The shut-downs and restrictions as a result of the pandemic have put additional pressure on retailers to evolve, such was the message at “Chapter 1” of the National Retail Federation’s Big Show, a virtual stand-in for what is normally one of the largest trade expos of the year. As a partner for a variety of retail solution providers, we at Rigado enjoy attending the event and observing the technology trends that impact how we bring our own retail capabilities to market. Here, we’ll share a few takeaways and preview the year to come in connected retail experiences.
Stores aren’t going away, but they are changing
One theme that came across over and over was the evolving role of the physical store. Broadly they discuss two groups, first the large chain with national or global coverage and expansive online business and e-commerce platform. For them, in addition to weathering the COVID storm with safety and cleaning precautions, the focus was on better efficiency with in-store operations – and recognizing that the physical store plays an increasingly critical role as a distribution hub for online delivery. This leads to discussions around inventory management and loss prevention which are very traditional retail IoT use cases.
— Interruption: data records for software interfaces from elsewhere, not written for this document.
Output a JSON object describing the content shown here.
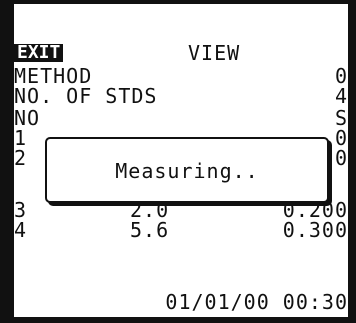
{
  "header": {
    "exit_label": "EXIT",
    "title": "VIEW"
  },
  "info": {
    "method_label": "METHOD",
    "method_value": "0",
    "stds_label": "NO. OF STDS",
    "stds_value": "4"
  },
  "table": {
    "col_no": "NO",
    "col_right_partial": "S",
    "rows": [
      {
        "no": "1",
        "a": "",
        "b": "0"
      },
      {
        "no": "2",
        "a": "",
        "b": "0"
      },
      {
        "no": "3",
        "a": "2.0",
        "b": "0.200"
      },
      {
        "no": "4",
        "a": "5.6",
        "b": "0.300"
      }
    ]
  },
  "dialog": {
    "message": "Measuring.."
  },
  "footer": {
    "datetime": "01/01/00 00:30"
  },
  "colors": {
    "foreground": "#111111",
    "background": "#ffffff"
  }
}
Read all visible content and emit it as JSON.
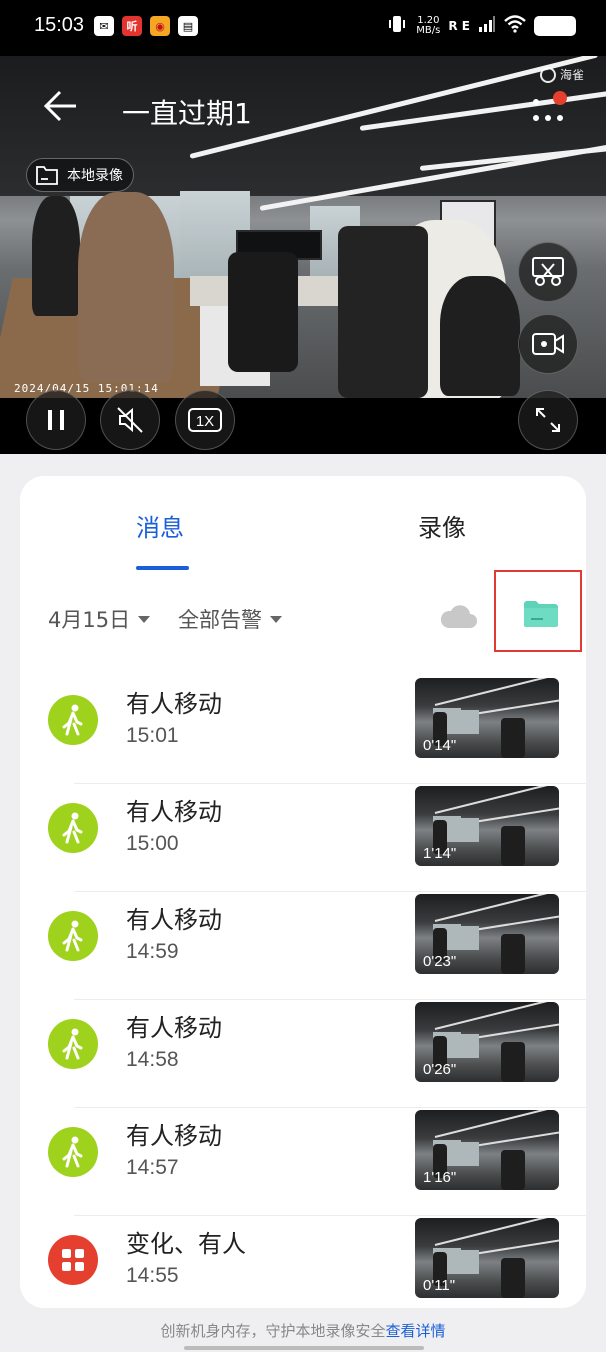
{
  "status_bar": {
    "time": "15:03",
    "net_speed": "1.20\nMB/s",
    "battery": "",
    "network": "R E",
    "icons": [
      "mail-icon",
      "ting-app-icon",
      "weibo-icon",
      "wallet-icon",
      "vibrate-icon",
      "signal-icon",
      "wifi-icon",
      "battery-icon"
    ]
  },
  "video": {
    "title": "一直过期1",
    "logo_text": "海雀",
    "local_recording_label": "本地录像",
    "timestamp": "2024/04/15 15:01:14",
    "speed_label": "1X"
  },
  "tabs": [
    {
      "label": "消息",
      "active": true
    },
    {
      "label": "录像",
      "active": false
    }
  ],
  "filters": {
    "date": "4月15日",
    "alert_type": "全部告警"
  },
  "events": [
    {
      "title": "有人移动",
      "time": "15:01",
      "duration": "0'14\"",
      "icon": "walking-person-icon",
      "color": "#9fd21c"
    },
    {
      "title": "有人移动",
      "time": "15:00",
      "duration": "1'14\"",
      "icon": "walking-person-icon",
      "color": "#9fd21c"
    },
    {
      "title": "有人移动",
      "time": "14:59",
      "duration": "0'23\"",
      "icon": "walking-person-icon",
      "color": "#9fd21c"
    },
    {
      "title": "有人移动",
      "time": "14:58",
      "duration": "0'26\"",
      "icon": "walking-person-icon",
      "color": "#9fd21c"
    },
    {
      "title": "有人移动",
      "time": "14:57",
      "duration": "1'16\"",
      "icon": "walking-person-icon",
      "color": "#9fd21c"
    },
    {
      "title": "变化、有人",
      "time": "14:55",
      "duration": "0'11\"",
      "icon": "grid-icon",
      "color": "#e5402f"
    }
  ],
  "footer": {
    "text": "创新机身内存，守护本地录像安全",
    "link": "查看详情"
  },
  "colors": {
    "accent": "#1a5fd8",
    "motion": "#9fd21c",
    "alert": "#e5402f",
    "folder": "#5fd3b8",
    "highlight_box": "#e23a33"
  }
}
The second group are the small and midsize retailers, and they’re in an interesting position. I enjoyed one session titled How independent retailers will drive the revitalization of cities and communities in 2021. In this case the priority (and optimism) rested on the idea that people are eager to get back out and shop in physical stores after being isolated for so long, and as a way of supporting the local community. Here the focus is on maximizing smaller footprints, for example by using traffic analytics to optimize store layouts and staffing. Furthermore, separating from the online shopping experience by offering innovative in-store technologies such as augmented reality is also gaining momentum.
We’ve certainly seen some retail projects slow down due to the pressures of the pandemic, but it was encouraging to hear the keynote presented describe the gradual re-opening we all hope to see soon, and how much of it will lead to an acceleration of IoT adoption in the physical store.
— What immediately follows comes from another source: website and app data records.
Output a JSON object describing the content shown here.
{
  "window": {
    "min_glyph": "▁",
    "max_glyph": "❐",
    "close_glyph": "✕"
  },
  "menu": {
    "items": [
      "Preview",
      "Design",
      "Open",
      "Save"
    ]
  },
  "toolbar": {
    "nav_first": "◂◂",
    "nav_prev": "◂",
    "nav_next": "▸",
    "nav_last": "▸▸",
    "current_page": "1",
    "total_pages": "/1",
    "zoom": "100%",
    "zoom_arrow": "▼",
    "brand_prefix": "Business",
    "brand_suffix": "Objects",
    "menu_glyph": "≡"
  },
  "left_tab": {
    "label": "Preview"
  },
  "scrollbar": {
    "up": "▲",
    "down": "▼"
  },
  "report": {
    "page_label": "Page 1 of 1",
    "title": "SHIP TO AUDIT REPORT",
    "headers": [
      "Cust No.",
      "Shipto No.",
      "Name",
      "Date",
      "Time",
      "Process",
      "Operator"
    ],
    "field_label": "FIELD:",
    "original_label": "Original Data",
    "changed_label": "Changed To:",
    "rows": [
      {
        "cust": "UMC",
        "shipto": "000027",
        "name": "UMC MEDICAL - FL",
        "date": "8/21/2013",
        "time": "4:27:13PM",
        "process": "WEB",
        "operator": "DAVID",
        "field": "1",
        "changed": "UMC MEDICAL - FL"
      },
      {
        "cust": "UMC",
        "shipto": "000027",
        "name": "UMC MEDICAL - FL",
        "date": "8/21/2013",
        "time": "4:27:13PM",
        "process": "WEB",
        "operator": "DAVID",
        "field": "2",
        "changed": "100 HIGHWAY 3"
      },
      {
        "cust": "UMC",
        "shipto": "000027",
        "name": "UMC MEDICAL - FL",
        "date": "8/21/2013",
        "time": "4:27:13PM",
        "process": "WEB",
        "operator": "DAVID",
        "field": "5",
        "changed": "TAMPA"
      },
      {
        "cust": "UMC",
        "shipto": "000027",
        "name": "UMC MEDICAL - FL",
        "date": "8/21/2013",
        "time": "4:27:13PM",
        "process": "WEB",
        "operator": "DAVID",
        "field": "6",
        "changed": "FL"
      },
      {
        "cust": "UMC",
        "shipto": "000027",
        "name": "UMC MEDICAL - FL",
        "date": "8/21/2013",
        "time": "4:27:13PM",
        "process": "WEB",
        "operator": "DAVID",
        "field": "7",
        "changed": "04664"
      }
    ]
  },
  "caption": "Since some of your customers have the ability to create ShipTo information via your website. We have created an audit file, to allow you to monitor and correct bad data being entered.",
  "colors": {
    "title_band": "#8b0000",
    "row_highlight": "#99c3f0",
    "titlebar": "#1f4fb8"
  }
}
COVID’s role as Retail’s new “Chief Innovation Officer”
Another recurring theme in the sessions we attended was the challenging – but catalyzing – role that COVID has played as the “Chief Innovation Officer” for many retailers. Beyond the undeniable reality that ‘necessity is the mother of invention’ for retailers in 2020, this comparison also highlights the organizational and managerial pressure that 2020’s shifts have caused for retailers.
After all, retail – as an industry sector – brings with it certain obstacles to rapid change. Large distributed workforces with complex training solutions, multi-tier inventory and distribution supply chains, and business operations that often planned months – even quarters – in advance. COVID’s effect in the retail board room and managerial ranks has been that of constant pot-stirrer… forcing executive teams to urgently re-think even their most basic operating assumptions.
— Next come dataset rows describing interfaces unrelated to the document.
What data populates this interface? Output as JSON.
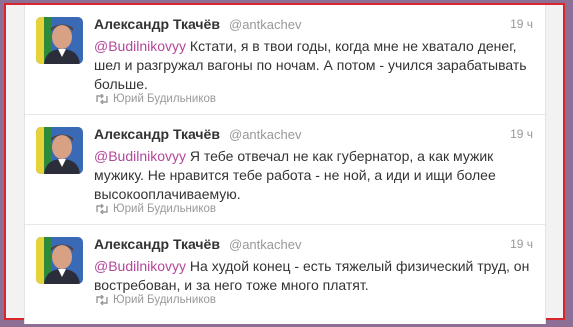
{
  "tweets": [
    {
      "name": "Александр Ткачёв",
      "handle": "@antkachev",
      "time": "19 ч",
      "mention": "@Budilnikovyy",
      "text": "Кстати, я в твои годы, когда мне не хватало денег, шел и разгружал вагоны по ночам. А потом - учился зарабатывать больше.",
      "retweeted_by": "Юрий Будильников"
    },
    {
      "name": "Александр Ткачёв",
      "handle": "@antkachev",
      "time": "19 ч",
      "mention": "@Budilnikovyy",
      "text": "Я тебе отвечал не как губернатор, а как мужик мужику. Не нравится тебе работа - не ной, а иди и ищи более высокооплачиваемую.",
      "retweeted_by": "Юрий Будильников"
    },
    {
      "name": "Александр Ткачёв",
      "handle": "@antkachev",
      "time": "19 ч",
      "mention": "@Budilnikovyy",
      "text": "На худой конец - есть тяжелый физический труд, он востребован, и за него тоже много платят.",
      "retweeted_by": "Юрий Будильников"
    }
  ],
  "colors": {
    "mention": "#b3479a",
    "frame_border": "#d8262c",
    "background": "#8d6f95"
  },
  "icons": [
    "avatar-photo",
    "retweet-icon"
  ]
}
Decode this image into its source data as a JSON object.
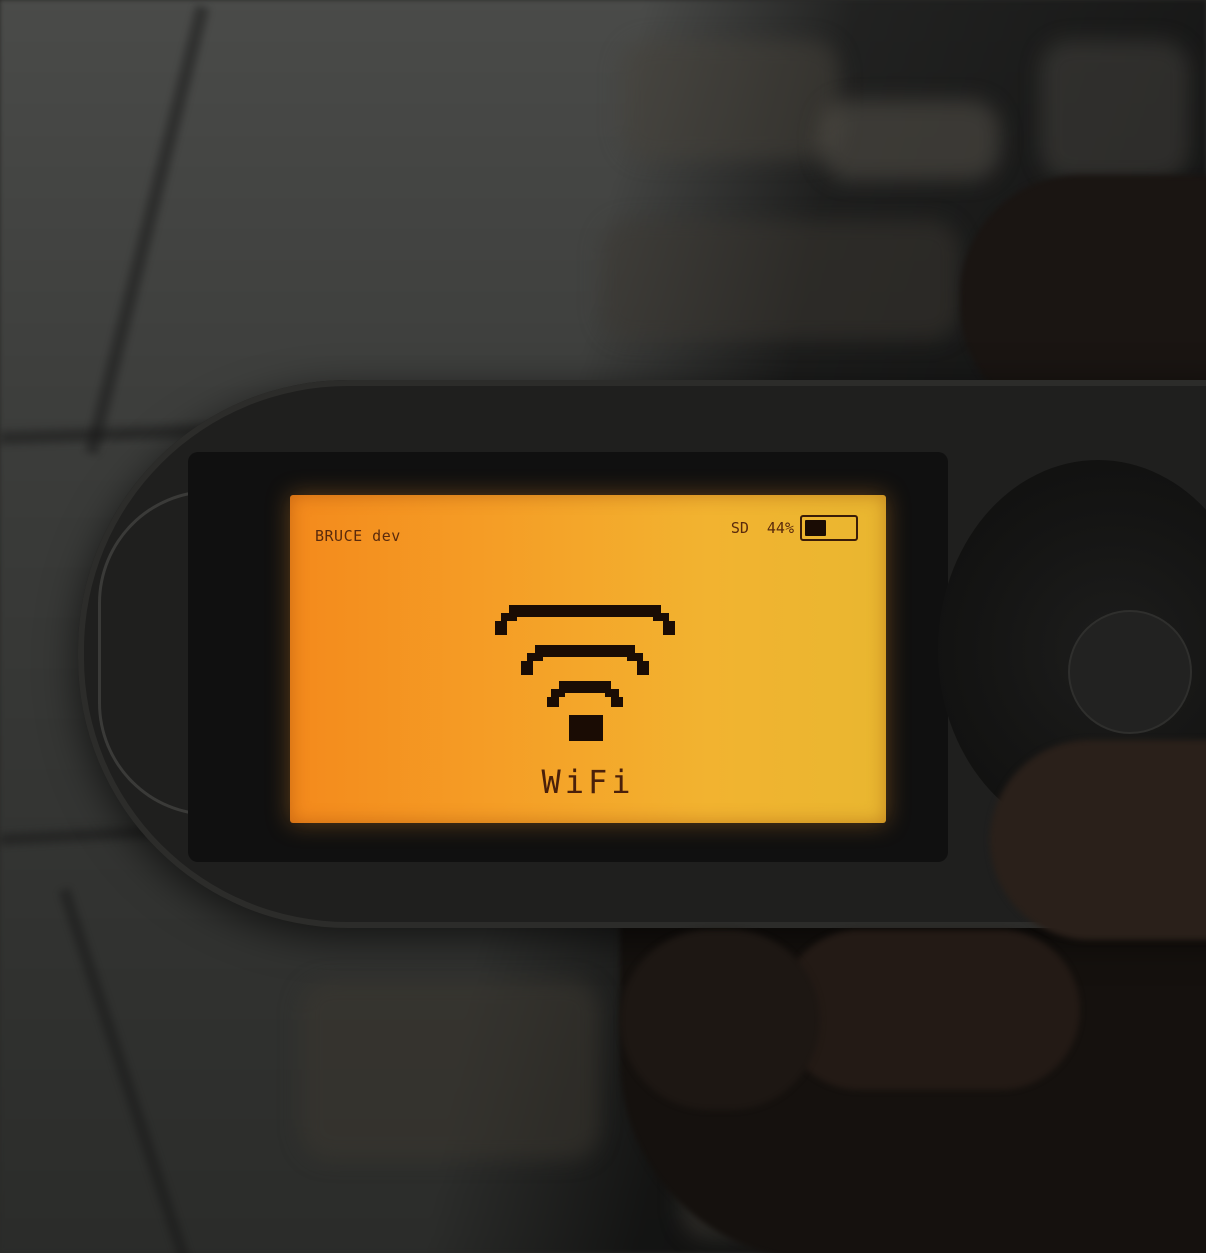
{
  "status_bar": {
    "device_name": "BRUCE dev",
    "sd_label": "SD",
    "battery_percent_text": "44%",
    "battery_level": 0.44
  },
  "menu": {
    "current_item": "WiFi",
    "icon": "wifi-icon"
  },
  "colors": {
    "lcd_backlight": "#f59e26",
    "lcd_ink": "#1a0c04"
  }
}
Not surprisingly, many of the innovative solutions to COVID’s challenges have come from those front-line workforces – managing safety, adapting schedules, communicating with concerned shoppers – much of that ‘necessity’ and invention fell on the shoulders of the store teams. And companies who have been able to quickly learn from and adapt to those new operating strategies have benefitted.
Restaurants and hospitality: the “other” retailers
Though not a direct segment of the NRF Expo, it’s hard to describe the fast-changing world of retail and not think of the restaurant, hospitality, and travel market. This has been a busy space for Rigado lately, as we recently were named a launch partner of the AWS Travel & Hospitality competency, and in the midst of the pandemic we have had several solution providers build pilots using our restaurant monitoring capabilities. Compliance and loss prevention for perishable foods has been a growing concern for stores of all sizes, and we’ve found that our Swift Kit hits the mark on time-to-market for integrators looking to build something quickly.
The big trend we are seeing in this space is automation of everything: compliance checks on refrigerators, equipment maintenance, and store cleaning & restocking are all top priorities that the right technology can address. These also represent a more immediate proof-of-value, in some cases a small amount of data delivered the right way can result in huge expense reduction.
Stay tuned for more from Rigado on this front, as we are preparing some exciting new product innovations in the restaurant and hospitality segment.
A path for retail solution providers
For application providers and systems integrators, a key message coming out of NRF is “move quickly,” as those ahead of the curve are finding that COVID-related shutdowns are a good time to do infrastructure upgrades and prepare for a smart re-opening.
We’ve made it easier than ever to deploy a PoC or pilot using the Swift Kit for Azure IoT, and some of our partners have even created self-install kits for store managers to setup. Connect with us if you’d like to learn more about Rigado can help accelerate your connected store project!